Problem details:
Leave every picture out. Set down all the lines below exactly.

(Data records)
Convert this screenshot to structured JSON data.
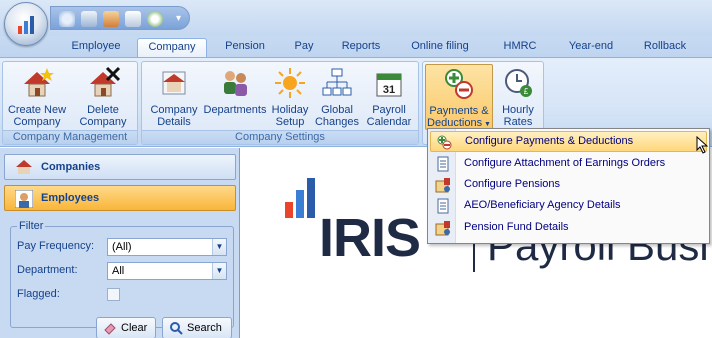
{
  "app": {
    "orb_icon": "iris-logo-icon",
    "qat_icons": [
      "refresh-icon",
      "save-icon",
      "users-icon",
      "org-icon",
      "document-icon"
    ]
  },
  "tabs": [
    {
      "label": "Employee"
    },
    {
      "label": "Company",
      "active": true
    },
    {
      "label": "Pension"
    },
    {
      "label": "Pay"
    },
    {
      "label": "Reports"
    },
    {
      "label": "Online filing"
    },
    {
      "label": "HMRC"
    },
    {
      "label": "Year-end"
    },
    {
      "label": "Rollback"
    }
  ],
  "ribbon": {
    "groups": [
      {
        "label": "Company Management",
        "buttons": [
          {
            "line1": "Create New",
            "line2": "Company",
            "icon": "house-star-icon"
          },
          {
            "line1": "Delete",
            "line2": "Company",
            "icon": "house-delete-icon"
          }
        ]
      },
      {
        "label": "Company Settings",
        "buttons": [
          {
            "line1": "Company",
            "line2": "Details",
            "icon": "company-details-icon"
          },
          {
            "line1": "Departments",
            "line2": "",
            "icon": "people-icon"
          },
          {
            "line1": "Holiday",
            "line2": "Setup",
            "icon": "sun-icon"
          },
          {
            "line1": "Global",
            "line2": "Changes",
            "icon": "org-chart-icon"
          },
          {
            "line1": "Payroll",
            "line2": "Calendar",
            "icon": "calendar-icon"
          }
        ]
      },
      {
        "label": "",
        "buttons": [
          {
            "line1": "Payments &",
            "line2": "Deductions",
            "icon": "payments-deductions-icon",
            "has_dropdown": true
          },
          {
            "line1": "Hourly",
            "line2": "Rates",
            "icon": "clock-icon"
          }
        ]
      }
    ]
  },
  "nav": {
    "companies_label": "Companies",
    "employees_label": "Employees"
  },
  "filter": {
    "legend": "Filter",
    "pay_frequency_label": "Pay Frequency:",
    "pay_frequency_value": "(All)",
    "department_label": "Department:",
    "department_value": "All",
    "flagged_label": "Flagged:",
    "clear_label": "Clear",
    "search_label": "Search"
  },
  "logo": {
    "brand": "IRIS",
    "subtitle": "Payroll Busi"
  },
  "menu": {
    "items": [
      {
        "label": "Configure Payments & Deductions",
        "icon": "payments-deductions-icon",
        "highlighted": true
      },
      {
        "label": "Configure Attachment of Earnings Orders",
        "icon": "document-icon"
      },
      {
        "label": "Configure Pensions",
        "icon": "pension-icon"
      },
      {
        "label": "AEO/Beneficiary Agency Details",
        "icon": "document-icon"
      },
      {
        "label": "Pension Fund Details",
        "icon": "pension-icon"
      }
    ]
  },
  "colors": {
    "accent_orange": "#f9b63a",
    "ribbon_text": "#15428b",
    "menu_highlight": "#ffd77b"
  }
}
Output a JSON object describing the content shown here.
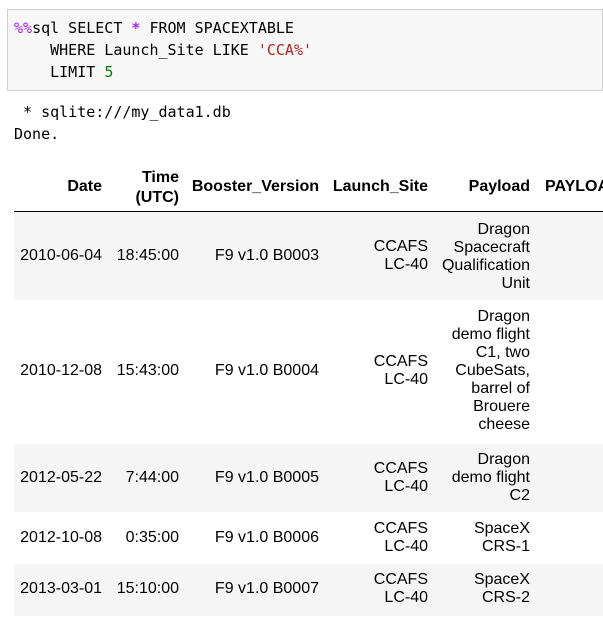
{
  "code_cell": {
    "line1_magic": "%%",
    "line1_rest": "sql SELECT ",
    "line1_star": "*",
    "line1_tail": " FROM SPACEXTABLE",
    "line2_pre": "    WHERE Launch_Site LIKE ",
    "line2_str": "'CCA%'",
    "line3_pre": "    LIMIT ",
    "line3_num": "5"
  },
  "output": {
    "connection": " * sqlite:///my_data1.db",
    "status": "Done."
  },
  "table": {
    "headers": {
      "date": "Date",
      "time_line1": "Time",
      "time_line2": "(UTC)",
      "booster": "Booster_Version",
      "site": "Launch_Site",
      "payload": "Payload",
      "payload_mass": "PAYLOAD_MASS__KG_"
    },
    "rows": [
      {
        "date": "2010-06-04",
        "time": "18:45:00",
        "booster": "F9 v1.0 B0003",
        "site": [
          "CCAFS",
          "LC-40"
        ],
        "payload": [
          "Dragon",
          "Spacecraft",
          "Qualification",
          "Unit"
        ]
      },
      {
        "date": "2010-12-08",
        "time": "15:43:00",
        "booster": "F9 v1.0 B0004",
        "site": [
          "CCAFS",
          "LC-40"
        ],
        "payload": [
          "Dragon",
          "demo flight",
          "C1, two",
          "CubeSats,",
          "barrel of",
          "Brouere",
          "cheese"
        ]
      },
      {
        "date": "2012-05-22",
        "time": "7:44:00",
        "booster": "F9 v1.0 B0005",
        "site": [
          "CCAFS",
          "LC-40"
        ],
        "payload": [
          "Dragon",
          "demo flight",
          "C2"
        ]
      },
      {
        "date": "2012-10-08",
        "time": "0:35:00",
        "booster": "F9 v1.0 B0006",
        "site": [
          "CCAFS",
          "LC-40"
        ],
        "payload": [
          "SpaceX",
          "CRS-1"
        ]
      },
      {
        "date": "2013-03-01",
        "time": "15:10:00",
        "booster": "F9 v1.0 B0007",
        "site": [
          "CCAFS",
          "LC-40"
        ],
        "payload": [
          "SpaceX",
          "CRS-2"
        ]
      }
    ]
  }
}
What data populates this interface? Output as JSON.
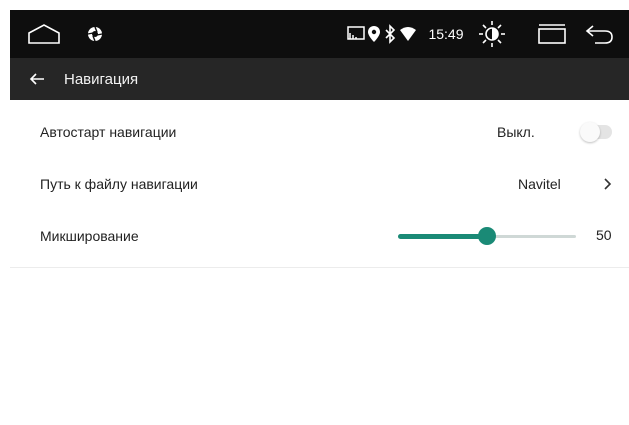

Answer space:
Convert this screenshot to structured JSON data.
{
  "app": {
    "orb_icon": "iris-logo-icon",
    "qat_icons": [
      "refresh-icon",
      "save-icon",
      "users-icon",
      "org-icon",
      "document-icon"
    ]
  },
  "tabs": [
    {
      "label": "Employee"
    },
    {
      "label": "Company",
      "active": true
    },
    {
      "label": "Pension"
    },
    {
      "label": "Pay"
    },
    {
      "label": "Reports"
    },
    {
      "label": "Online filing"
    },
    {
      "label": "HMRC"
    },
    {
      "label": "Year-end"
    },
    {
      "label": "Rollback"
    }
  ],
  "ribbon": {
    "groups": [
      {
        "label": "Company Management",
        "buttons": [
          {
            "line1": "Create New",
            "line2": "Company",
            "icon": "house-star-icon"
          },
          {
            "line1": "Delete",
            "line2": "Company",
            "icon": "house-delete-icon"
          }
        ]
      },
      {
        "label": "Company Settings",
        "buttons": [
          {
            "line1": "Company",
            "line2": "Details",
            "icon": "company-details-icon"
          },
          {
            "line1": "Departments",
            "line2": "",
            "icon": "people-icon"
          },
          {
            "line1": "Holiday",
            "line2": "Setup",
            "icon": "sun-icon"
          },
          {
            "line1": "Global",
            "line2": "Changes",
            "icon": "org-chart-icon"
          },
          {
            "line1": "Payroll",
            "line2": "Calendar",
            "icon": "calendar-icon"
          }
        ]
      },
      {
        "label": "",
        "buttons": [
          {
            "line1": "Payments &",
            "line2": "Deductions",
            "icon": "payments-deductions-icon",
            "has_dropdown": true
          },
          {
            "line1": "Hourly",
            "line2": "Rates",
            "icon": "clock-icon"
          }
        ]
      }
    ]
  },
  "nav": {
    "companies_label": "Companies",
    "employees_label": "Employees"
  },
  "filter": {
    "legend": "Filter",
    "pay_frequency_label": "Pay Frequency:",
    "pay_frequency_value": "(All)",
    "department_label": "Department:",
    "department_value": "All",
    "flagged_label": "Flagged:",
    "clear_label": "Clear",
    "search_label": "Search"
  },
  "logo": {
    "brand": "IRIS",
    "subtitle": "Payroll Busi"
  },
  "menu": {
    "items": [
      {
        "label": "Configure Payments & Deductions",
        "icon": "payments-deductions-icon",
        "highlighted": true
      },
      {
        "label": "Configure Attachment of Earnings Orders",
        "icon": "document-icon"
      },
      {
        "label": "Configure Pensions",
        "icon": "pension-icon"
      },
      {
        "label": "AEO/Beneficiary Agency Details",
        "icon": "document-icon"
      },
      {
        "label": "Pension Fund Details",
        "icon": "pension-icon"
      }
    ]
  },
  "colors": {
    "accent_orange": "#f9b63a",
    "ribbon_text": "#15428b",
    "menu_highlight": "#ffd77b"
  }
}
Output a JSON object describing the content shown here.
{
  "code_cell": {
    "line1_magic": "%%",
    "line1_rest": "sql SELECT ",
    "line1_star": "*",
    "line1_tail": " FROM SPACEXTABLE",
    "line2_pre": "    WHERE Launch_Site LIKE ",
    "line2_str": "'CCA%'",
    "line3_pre": "    LIMIT ",
    "line3_num": "5"
  },
  "output": {
    "connection": " * sqlite:///my_data1.db",
    "status": "Done."
  },
  "table": {
    "headers": {
      "date": "Date",
      "time_line1": "Time",
      "time_line2": "(UTC)",
      "booster": "Booster_Version",
      "site": "Launch_Site",
      "payload": "Payload",
      "payload_mass": "PAYLOAD_MASS__KG_"
    },
    "rows": [
      {
        "date": "2010-06-04",
        "time": "18:45:00",
        "booster": "F9 v1.0 B0003",
        "site": [
          "CCAFS",
          "LC-40"
        ],
        "payload": [
          "Dragon",
          "Spacecraft",
          "Qualification",
          "Unit"
        ]
      },
      {
        "date": "2010-12-08",
        "time": "15:43:00",
        "booster": "F9 v1.0 B0004",
        "site": [
          "CCAFS",
          "LC-40"
        ],
        "payload": [
          "Dragon",
          "demo flight",
          "C1, two",
          "CubeSats,",
          "barrel of",
          "Brouere",
          "cheese"
        ]
      },
      {
        "date": "2012-05-22",
        "time": "7:44:00",
        "booster": "F9 v1.0 B0005",
        "site": [
          "CCAFS",
          "LC-40"
        ],
        "payload": [
          "Dragon",
          "demo flight",
          "C2"
        ]
      },
      {
        "date": "2012-10-08",
        "time": "0:35:00",
        "booster": "F9 v1.0 B0006",
        "site": [
          "CCAFS",
          "LC-40"
        ],
        "payload": [
          "SpaceX",
          "CRS-1"
        ]
      },
      {
        "date": "2013-03-01",
        "time": "15:10:00",
        "booster": "F9 v1.0 B0007",
        "site": [
          "CCAFS",
          "LC-40"
        ],
        "payload": [
          "SpaceX",
          "CRS-2"
        ]
      }
    ]
  }
}
What data populates this interface? Output as JSON.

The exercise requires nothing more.